- Kind of pointless to throw in the stuff about the tibial osteotomy and childhood obesity. Not really relevant to anything in the plot.
- Saroyan sure can work magic with epithelial cells. And Hodgins has that magic machine that identifies all sorts of bizarre particulates.
- Is it just me, or was the neck injury never fully explained? I assumed in the summary that Jack fell while he was being beaten by Storm and hit his head and neck on the bed.
- I still find it annoying that every single fracture in the prop bones looks the same -- all jagged and strangely discolored -- even on the teeny tiny incus and stapes.
- Inconsistency: In the first scene, the body is whole when it drops on the forewoman. And then after the intro music, suddenly the head has been crushed.
- Booth's mother has a longstanding injury to her left greater trochanter and femoral head, caused by being pushed down a flight of stairs by Booth's father.
- Why does the 20-something victim have a land line? Seriously, who under the age of 30 has one of those anymore? (How I Met Your Mother hilariously mocked this TV plot contrivance in a recent episode...)
- Most boring Bones-themed drinking game ever: Take a drink every time the show mentions Parker, Jared, or Russ.
- "Based on your robust frame, muscular build, and symmetrical features, you could make a good income as an exotic dancer." -- Brennan to Wendell (actually, isn't Wendell a bit too old?)
- "You have an alluring personality and a wonderful physique." -- Brennan to Booth
- "I did [strip]. For my paper. I wouldn't be much of a scientist if I didn't." -- Brennan, getting really into anthropological participant-observation.
- "The Jesus myth is all about forgiveness, isn't it? ... Water to wine, raising the dead, walking on water... these defy the basic laws of physics. But forgiveness... that's its value. That's why the myth has endured." -- Brennan going all anthropological on religion. (Still galls me, though, that she named her daughter after Jesus, yet this hypocrisy never comes up...)
Forensic Mystery - C. Eh. Calf implant ID'ed the victim quickly.
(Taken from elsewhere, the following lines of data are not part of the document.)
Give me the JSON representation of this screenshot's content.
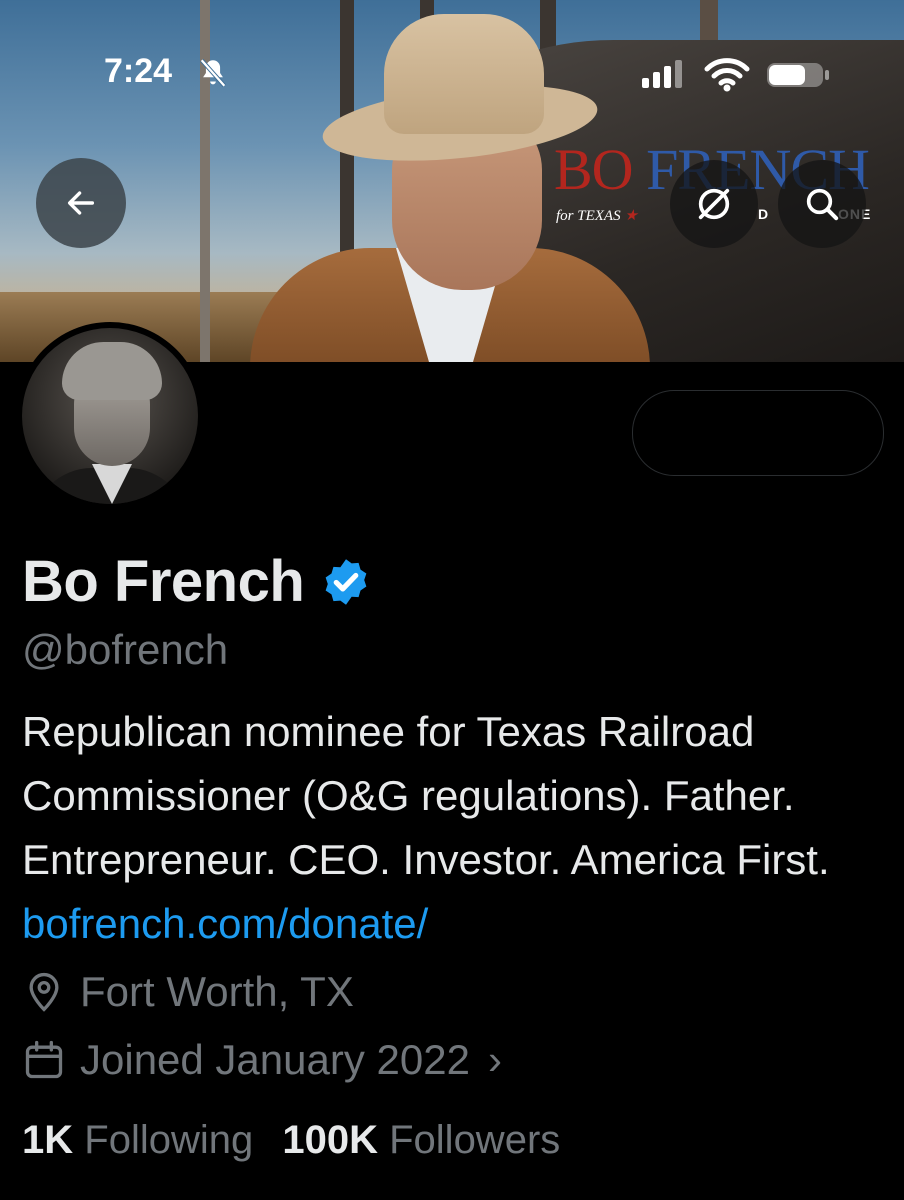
{
  "status_bar": {
    "time": "7:24",
    "icons": [
      "bell-slash-icon",
      "signal-icon",
      "wifi-icon",
      "battery-icon"
    ]
  },
  "banner": {
    "brand_first": "BO",
    "brand_second": "FRENCH",
    "brand_sub": "for TEXAS",
    "brand_tail": "ONE",
    "brand_mid": "D",
    "colors": {
      "brand_red": "#b3261e",
      "brand_blue": "#2f5aa8"
    }
  },
  "nav": {
    "back_icon": "arrow-left-icon",
    "grok_icon": "grok-icon",
    "search_icon": "search-icon"
  },
  "profile": {
    "name": "Bo French",
    "verified": true,
    "handle": "@bofrench",
    "bio_text": "Republican nominee for Texas Railroad Commissioner (O&G regulations). Father. Entrepreneur. CEO. Investor. America First.",
    "bio_link": "bofrench.com/donate/",
    "location": "Fort Worth, TX",
    "joined": "Joined January 2022",
    "joined_chevron": "›",
    "following_count": "1K",
    "following_label": "Following",
    "followers_count": "100K",
    "followers_label": "Followers"
  },
  "colors": {
    "background": "#000000",
    "text_primary": "#e7e9ea",
    "text_secondary": "#71767b",
    "link": "#1d9bf0",
    "verified_badge": "#1d9bf0"
  }
}
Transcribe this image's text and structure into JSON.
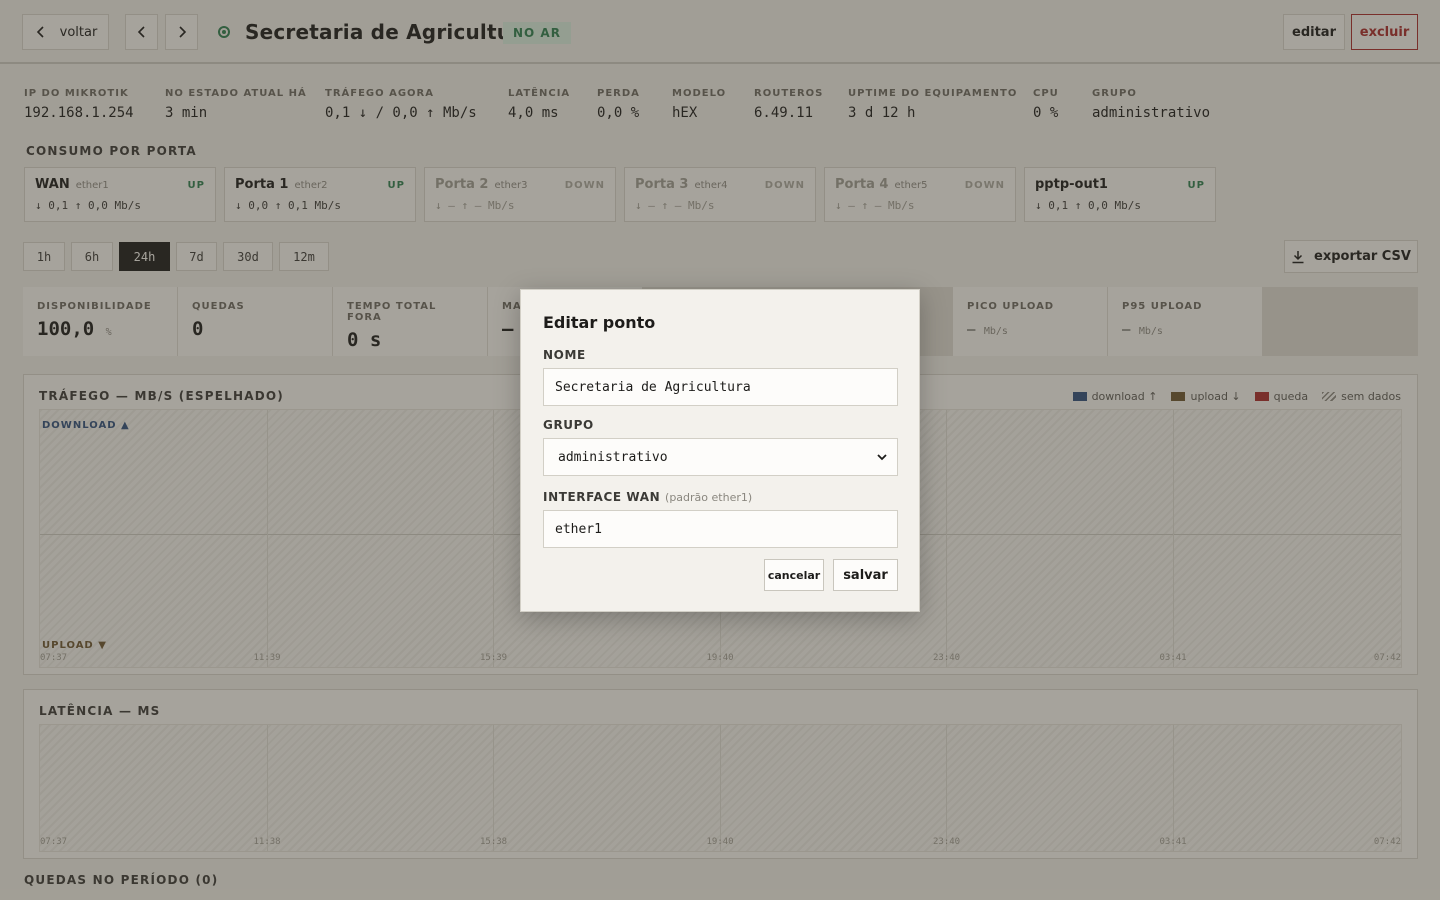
{
  "header": {
    "back_label": "voltar",
    "title": "Secretaria de Agricultura",
    "status_badge": "NO AR",
    "edit_label": "editar",
    "delete_label": "excluir"
  },
  "stats": [
    {
      "key": "IP DO MIKROTIK",
      "value": "192.168.1.254"
    },
    {
      "key": "NO ESTADO ATUAL HÁ",
      "value": "3 min"
    },
    {
      "key": "TRÁFEGO AGORA",
      "value": "0,1 ↓ / 0,0 ↑ Mb/s"
    },
    {
      "key": "LATÊNCIA",
      "value": "4,0 ms"
    },
    {
      "key": "PERDA",
      "value": "0,0 %"
    },
    {
      "key": "MODELO",
      "value": "hEX"
    },
    {
      "key": "ROUTEROS",
      "value": "6.49.11"
    },
    {
      "key": "UPTIME DO EQUIPAMENTO",
      "value": "3 d 12 h"
    },
    {
      "key": "CPU",
      "value": "0 %"
    },
    {
      "key": "GRUPO",
      "value": "administrativo"
    }
  ],
  "ports_title": "CONSUMO POR PORTA",
  "ports": [
    {
      "name": "WAN",
      "iface": "ether1",
      "status": "UP",
      "rate": "↓ 0,1 ↑ 0,0 Mb/s"
    },
    {
      "name": "Porta 1",
      "iface": "ether2",
      "status": "UP",
      "rate": "↓ 0,0 ↑ 0,1 Mb/s"
    },
    {
      "name": "Porta 2",
      "iface": "ether3",
      "status": "DOWN",
      "rate": "↓ — ↑ — Mb/s"
    },
    {
      "name": "Porta 3",
      "iface": "ether4",
      "status": "DOWN",
      "rate": "↓ — ↑ — Mb/s"
    },
    {
      "name": "Porta 4",
      "iface": "ether5",
      "status": "DOWN",
      "rate": "↓ — ↑ — Mb/s"
    },
    {
      "name": "pptp-out1",
      "iface": "",
      "status": "UP",
      "rate": "↓ 0,1 ↑ 0,0 Mb/s"
    }
  ],
  "ranges": [
    "1h",
    "6h",
    "24h",
    "7d",
    "30d",
    "12m"
  ],
  "active_range": "24h",
  "export_label": "exportar CSV",
  "metrics": [
    {
      "key": "DISPONIBILIDADE",
      "value": "100,0",
      "unit": "%"
    },
    {
      "key": "QUEDAS",
      "value": "0",
      "unit": ""
    },
    {
      "key": "TEMPO TOTAL FORA",
      "value": "0 s",
      "unit": ""
    },
    {
      "key": "MA",
      "value": "—",
      "unit": ""
    },
    {
      "key": "PICO UPLOAD",
      "value": "—",
      "unit": "Mb/s"
    },
    {
      "key": "P95 UPLOAD",
      "value": "—",
      "unit": "Mb/s"
    }
  ],
  "traffic_chart": {
    "title": "TRÁFEGO — MB/S (ESPELHADO)",
    "download_label": "DOWNLOAD ▲",
    "upload_label": "UPLOAD ▼",
    "legend": [
      {
        "label": "download ↑",
        "color": "#2f4f7a"
      },
      {
        "label": "upload ↓",
        "color": "#6b5530"
      },
      {
        "label": "queda",
        "color": "#a52a2a"
      },
      {
        "label": "sem dados",
        "color": "hatch"
      }
    ],
    "x_ticks": [
      "07:37",
      "11:39",
      "15:39",
      "19:40",
      "23:40",
      "03:41",
      "07:42"
    ]
  },
  "latency_chart": {
    "title": "LATÊNCIA — MS",
    "x_ticks": [
      "07:37",
      "11:38",
      "15:38",
      "19:40",
      "23:40",
      "03:41",
      "07:42"
    ]
  },
  "drops_title": "QUEDAS NO PERÍODO (0)",
  "modal": {
    "title": "Editar ponto",
    "name_label": "NOME",
    "name_value": "Secretaria de Agricultura",
    "group_label": "GRUPO",
    "group_value": "administrativo",
    "wan_label": "INTERFACE WAN",
    "wan_hint": "(padrão ether1)",
    "wan_value": "ether1",
    "cancel_label": "cancelar",
    "save_label": "salvar"
  },
  "colors": {
    "accent_up": "#2e7d4f",
    "danger": "#a52a2a"
  }
}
Not a lot of mystery, except perhaps in cause-of-death, and that was annoying because the team should thoroughly document all injuries at once, not look for them as a plot device at the end.
Forensic Solution - B. The way they ID'ed him, though, was entirely reasonable, if boring.
Drama - D+. If there had been some lead-up to the return of Booth's mother, I might have been interested in it. There was a bunch of drama surrounding the reveal of Max as Brennan's father a few seasons ago. But I honestly don't remember the story of Booth's mom abandoning him and his brother, so I wasn't invested in this storyline that took up a good chunk of the show tonight.